Everything in the records below goes into the copy exactly, except the pictures.

Source material: Begin

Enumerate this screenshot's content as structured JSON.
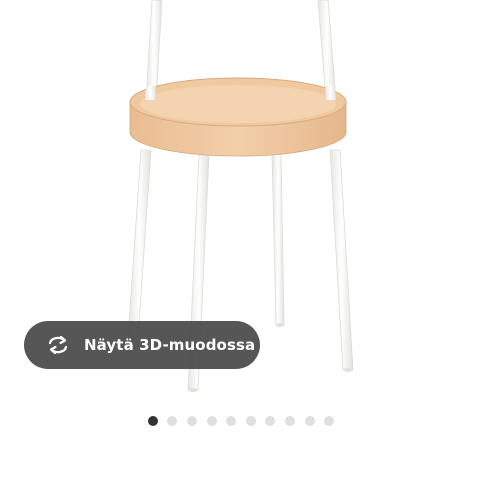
{
  "view_3d": {
    "label": "Näytä 3D-muodossa",
    "icon": "rotate-3d-icon"
  },
  "carousel": {
    "dot_count": 10,
    "active_index": 0
  },
  "colors": {
    "button_background": "#484848",
    "button_text": "#ffffff",
    "dot_active": "#333333",
    "dot_inactive": "#dfdfdf",
    "tabletop_wood": "#f0c9a1",
    "legs": "#fafaf8"
  }
}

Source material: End

Answer for the task:
Enumerate this screenshot's content as structured JSON.
{
  "view_3d": {
    "label": "Näytä 3D-muodossa",
    "icon": "rotate-3d-icon"
  },
  "carousel": {
    "dot_count": 10,
    "active_index": 0
  },
  "colors": {
    "button_background": "#484848",
    "button_text": "#ffffff",
    "dot_active": "#333333",
    "dot_inactive": "#dfdfdf",
    "tabletop_wood": "#f0c9a1",
    "legs": "#fafaf8"
  }
}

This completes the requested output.